*Directions*
Collect every line of the records below that contains the word "name".

*Supplied records*
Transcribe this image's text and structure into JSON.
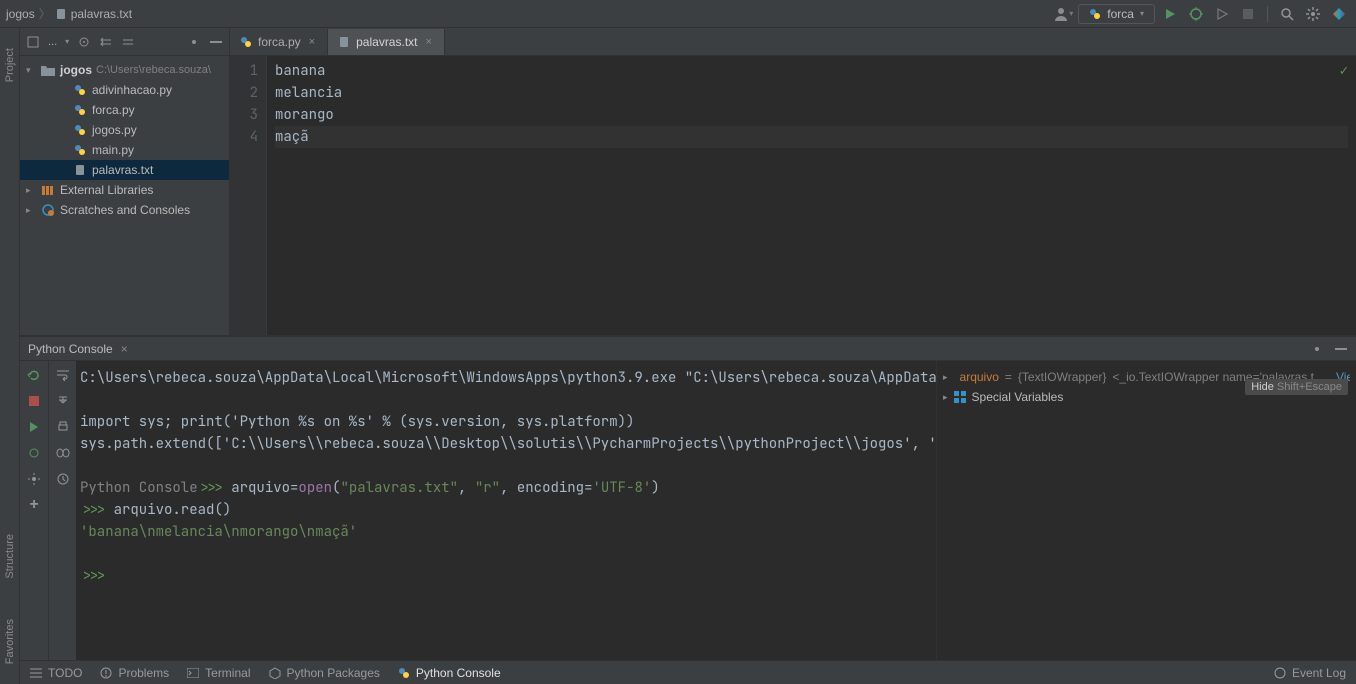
{
  "breadcrumb": [
    "jogos",
    "palavras.txt"
  ],
  "runConfig": {
    "name": "forca"
  },
  "projectTree": {
    "root": {
      "name": "jogos",
      "path": "C:\\Users\\rebeca.souza\\"
    },
    "files": [
      "adivinhacao.py",
      "forca.py",
      "jogos.py",
      "main.py",
      "palavras.txt"
    ],
    "selected": "palavras.txt",
    "external": "External Libraries",
    "scratches": "Scratches and Consoles"
  },
  "editorTabs": [
    {
      "label": "forca.py",
      "active": false
    },
    {
      "label": "palavras.txt",
      "active": true
    }
  ],
  "editor": {
    "lines": [
      "banana",
      "melancia",
      "morango",
      "maçã"
    ],
    "currentLine": 4
  },
  "console": {
    "title": "Python Console",
    "output": {
      "interp": "C:\\Users\\rebeca.souza\\AppData\\Local\\Microsoft\\WindowsApps\\python3.9.exe \"C:\\Users\\rebeca.souza\\AppData\\Loca",
      "importLine": "import sys; print('Python %s on %s' % (sys.version, sys.platform))",
      "pathLine": "sys.path.extend(['C:\\\\Users\\\\rebeca.souza\\\\Desktop\\\\solutis\\\\PycharmProjects\\\\pythonProject\\\\jogos', 'C:/Us",
      "pcLabel": "Python Console",
      "cmd1_pre": "arquivo=open(",
      "cmd1_arg1": "\"palavras.txt\"",
      "cmd1_arg2": "\"r\"",
      "cmd1_kw": "encoding=",
      "cmd1_arg3": "'UTF-8'",
      "cmd2": "arquivo.read()",
      "result": "'banana\\nmelancia\\nmorango\\nmaçã'"
    },
    "vars": {
      "v1": {
        "name": "arquivo",
        "typ": "{TextIOWrapper}",
        "suffix": "<_io.TextIOWrapper name='palavras.t",
        "view": "View"
      },
      "v2": "Special Variables"
    },
    "hideHint": {
      "label": "Hide",
      "shortcut": "Shift+Escape"
    }
  },
  "bottomTabs": {
    "todo": "TODO",
    "problems": "Problems",
    "terminal": "Terminal",
    "pkgs": "Python Packages",
    "console": "Python Console",
    "eventlog": "Event Log"
  },
  "leftRail": {
    "project": "Project",
    "structure": "Structure",
    "favorites": "Favorites"
  }
}
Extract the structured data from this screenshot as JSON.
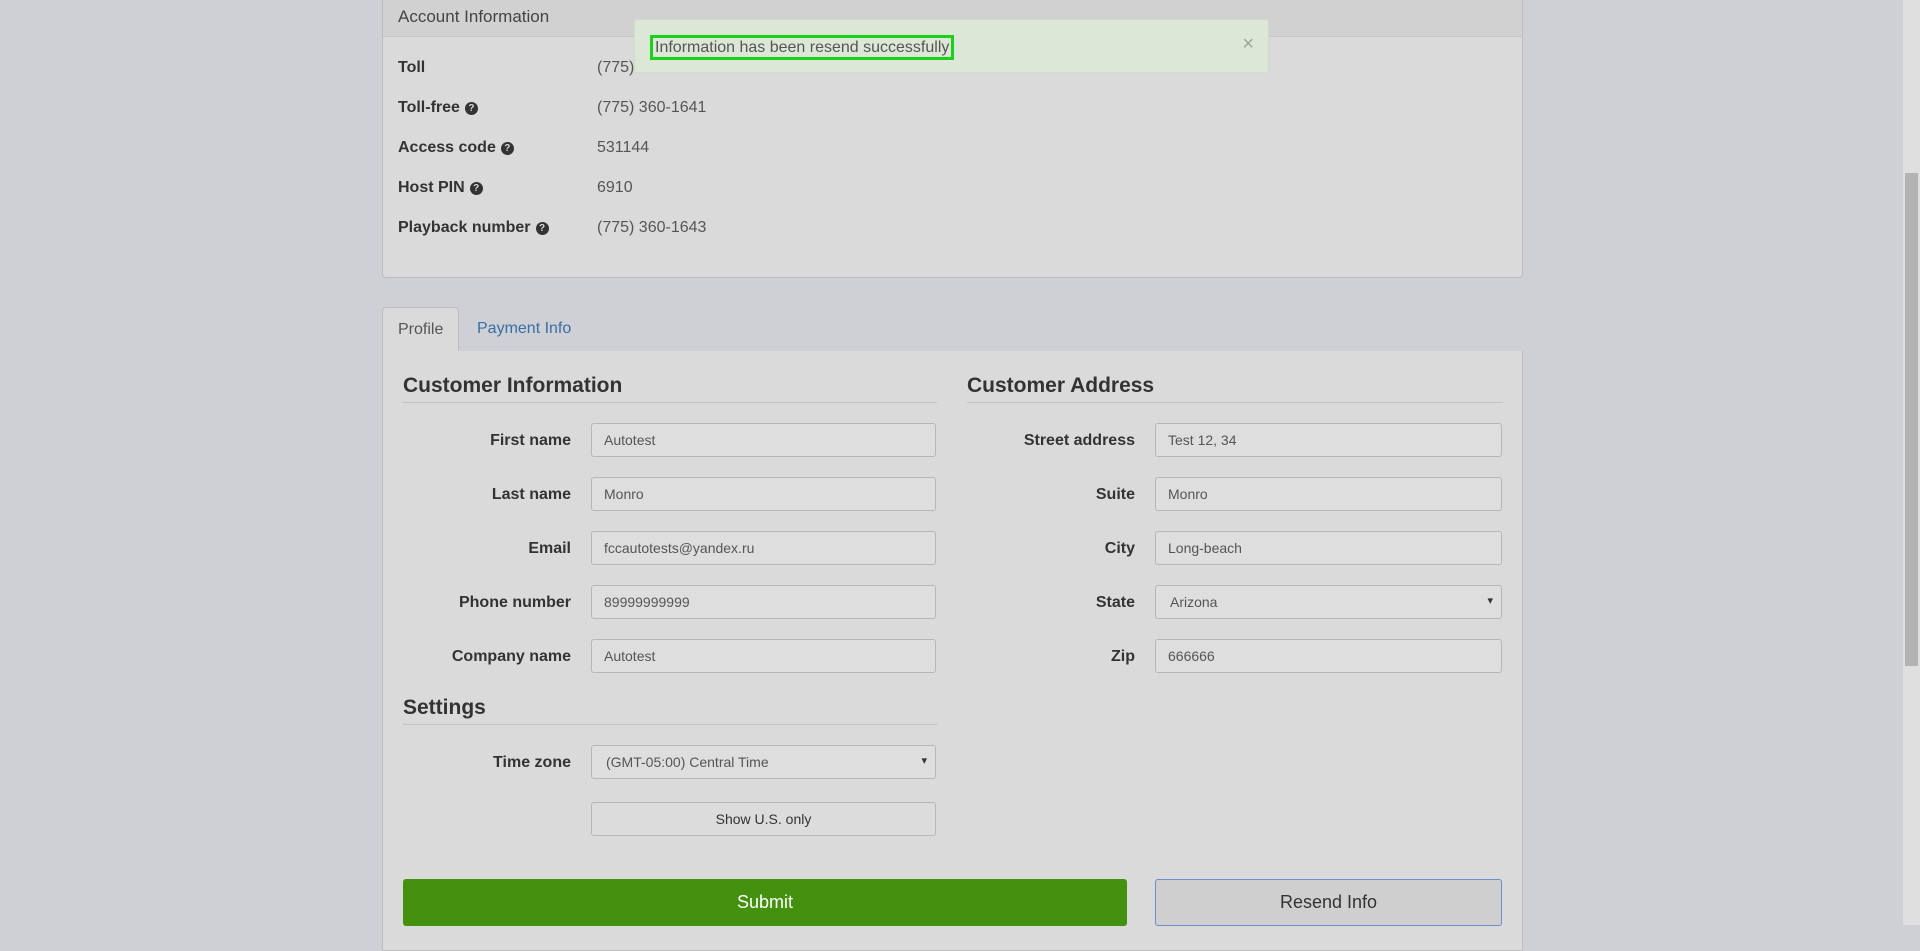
{
  "account": {
    "heading": "Account Information",
    "rows": [
      {
        "label": "Toll",
        "value": "(775) 360-1642"
      },
      {
        "label": "Toll-free",
        "value": "(775) 360-1641"
      },
      {
        "label": "Access code",
        "value": "531144"
      },
      {
        "label": "Host PIN",
        "value": "6910"
      },
      {
        "label": "Playback number",
        "value": "(775) 360-1643"
      }
    ],
    "help_glyph": "?"
  },
  "alert": {
    "message": "Information has been resend successfully",
    "close": "×"
  },
  "tabs": [
    {
      "label": "Profile",
      "active": true
    },
    {
      "label": "Payment Info",
      "active": false
    }
  ],
  "customer_info": {
    "title": "Customer Information",
    "fields": [
      {
        "label": "First name",
        "value": "Autotest"
      },
      {
        "label": "Last name",
        "value": "Monro"
      },
      {
        "label": "Email",
        "value": "fccautotests@yandex.ru"
      },
      {
        "label": "Phone number",
        "value": "89999999999"
      },
      {
        "label": "Company name",
        "value": "Autotest"
      }
    ]
  },
  "customer_address": {
    "title": "Customer Address",
    "fields": [
      {
        "label": "Street address",
        "value": "Test 12, 34"
      },
      {
        "label": "Suite",
        "value": "Monro"
      },
      {
        "label": "City",
        "value": "Long-beach"
      },
      {
        "label": "State",
        "value": "Arizona"
      },
      {
        "label": "Zip",
        "value": "666666"
      }
    ]
  },
  "settings": {
    "title": "Settings",
    "timezone_label": "Time zone",
    "timezone_value": "(GMT-05:00) Central Time",
    "show_us_only": "Show U.S. only"
  },
  "buttons": {
    "submit": "Submit",
    "resend": "Resend Info"
  },
  "select_arrow": "▾",
  "colors": {
    "submit_bg": "#44910f",
    "link": "#3a6ea5",
    "alert_bg": "#dde7d7",
    "highlight": "#1ad11a"
  }
}
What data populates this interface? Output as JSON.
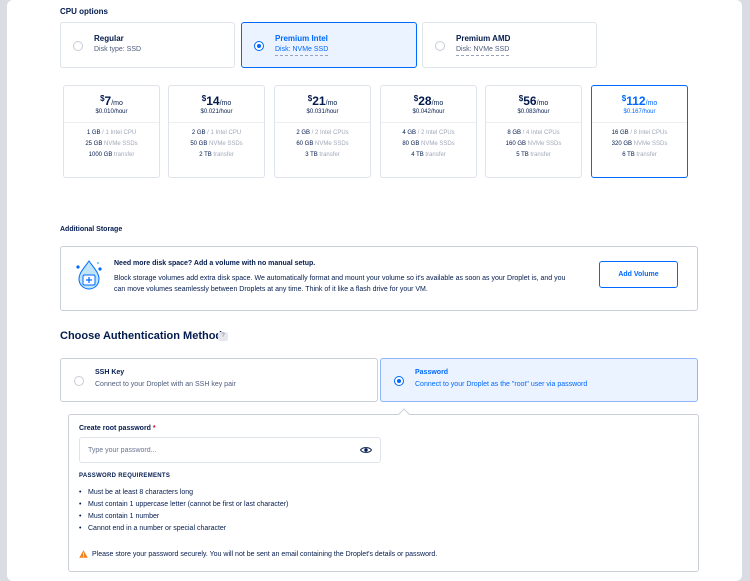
{
  "cpu_options": {
    "title": "CPU options",
    "options": [
      {
        "name": "Regular",
        "disk": "Disk type: SSD",
        "selected": false
      },
      {
        "name": "Premium Intel",
        "disk": "Disk: NVMe SSD",
        "selected": true
      },
      {
        "name": "Premium AMD",
        "disk": "Disk: NVMe SSD",
        "selected": false
      }
    ]
  },
  "plans": [
    {
      "dollar": "$",
      "price": "7",
      "per": "/mo",
      "hourly": "$0.010/hour",
      "spec1": "1 GB / 1 Intel CPU",
      "spec1_a": "1 GB",
      "spec1_b": " / 1 Intel CPU",
      "spec2_a": "25 GB",
      "spec2_b": " NVMe SSDs",
      "spec3_a": "1000 GB",
      "spec3_b": " transfer",
      "selected": false
    },
    {
      "dollar": "$",
      "price": "14",
      "per": "/mo",
      "hourly": "$0.021/hour",
      "spec1_a": "2 GB",
      "spec1_b": " / 1 Intel CPU",
      "spec2_a": "50 GB",
      "spec2_b": " NVMe SSDs",
      "spec3_a": "2 TB",
      "spec3_b": " transfer",
      "selected": false
    },
    {
      "dollar": "$",
      "price": "21",
      "per": "/mo",
      "hourly": "$0.031/hour",
      "spec1_a": "2 GB",
      "spec1_b": " / 2 Intel CPUs",
      "spec2_a": "60 GB",
      "spec2_b": " NVMe SSDs",
      "spec3_a": "3 TB",
      "spec3_b": " transfer",
      "selected": false
    },
    {
      "dollar": "$",
      "price": "28",
      "per": "/mo",
      "hourly": "$0.042/hour",
      "spec1_a": "4 GB",
      "spec1_b": " / 2 Intel CPUs",
      "spec2_a": "80 GB",
      "spec2_b": " NVMe SSDs",
      "spec3_a": "4 TB",
      "spec3_b": " transfer",
      "selected": false
    },
    {
      "dollar": "$",
      "price": "56",
      "per": "/mo",
      "hourly": "$0.083/hour",
      "spec1_a": "8 GB",
      "spec1_b": " / 4 Intel CPUs",
      "spec2_a": "160 GB",
      "spec2_b": " NVMe SSDs",
      "spec3_a": "5 TB",
      "spec3_b": " transfer",
      "selected": false
    },
    {
      "dollar": "$",
      "price": "112",
      "per": "/mo",
      "hourly": "$0.167/hour",
      "spec1_a": "16 GB",
      "spec1_b": " / 8 Intel CPUs",
      "spec2_a": "320 GB",
      "spec2_b": " NVMe SSDs",
      "spec3_a": "6 TB",
      "spec3_b": " transfer",
      "selected": true
    }
  ],
  "storage": {
    "title": "Additional Storage",
    "headline": "Need more disk space? Add a volume with no manual setup.",
    "body": "Block storage volumes add extra disk space. We automatically format and mount your volume so it's available as soon as your Droplet is, and you can move volumes seamlessly between Droplets at any time. Think of it like a flash drive for your VM.",
    "button": "Add Volume"
  },
  "auth": {
    "title": "Choose Authentication Method",
    "help": "?",
    "options": [
      {
        "name": "SSH Key",
        "desc": "Connect to your Droplet with an SSH key pair",
        "selected": false
      },
      {
        "name": "Password",
        "desc": "Connect to your Droplet as the \"root\" user via password",
        "selected": true
      }
    ],
    "password": {
      "label": "Create root password",
      "required_mark": "*",
      "placeholder": "Type your password...",
      "value": "",
      "requirements_title": "PASSWORD REQUIREMENTS",
      "requirements": [
        "Must be at least 8 characters long",
        "Must contain 1 uppercase letter (cannot be first or last character)",
        "Must contain 1 number",
        "Cannot end in a number or special character"
      ],
      "warning": "Please store your password securely. You will not be sent an email containing the Droplet's details or password."
    }
  },
  "colors": {
    "accent": "#0069ff",
    "warning": "#f5841f",
    "text": "#031b4e"
  },
  "icons": [
    "radio-icon",
    "volume-icon",
    "eye-icon",
    "warning-icon",
    "help-icon"
  ]
}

*Task response*
    "name": "forca"
      "name": "jogos",
        "name": "arquivo",
        "suffix": "<_io.TextIOWrapper name='palavras.t",
        "label": "First name",
        "label": "Last name",
        "label": "Company name",
        "name": "Regular",
        "name": "Premium Intel",
        "name": "Premium AMD",
        "name": "SSH Key",
        "name": "Password",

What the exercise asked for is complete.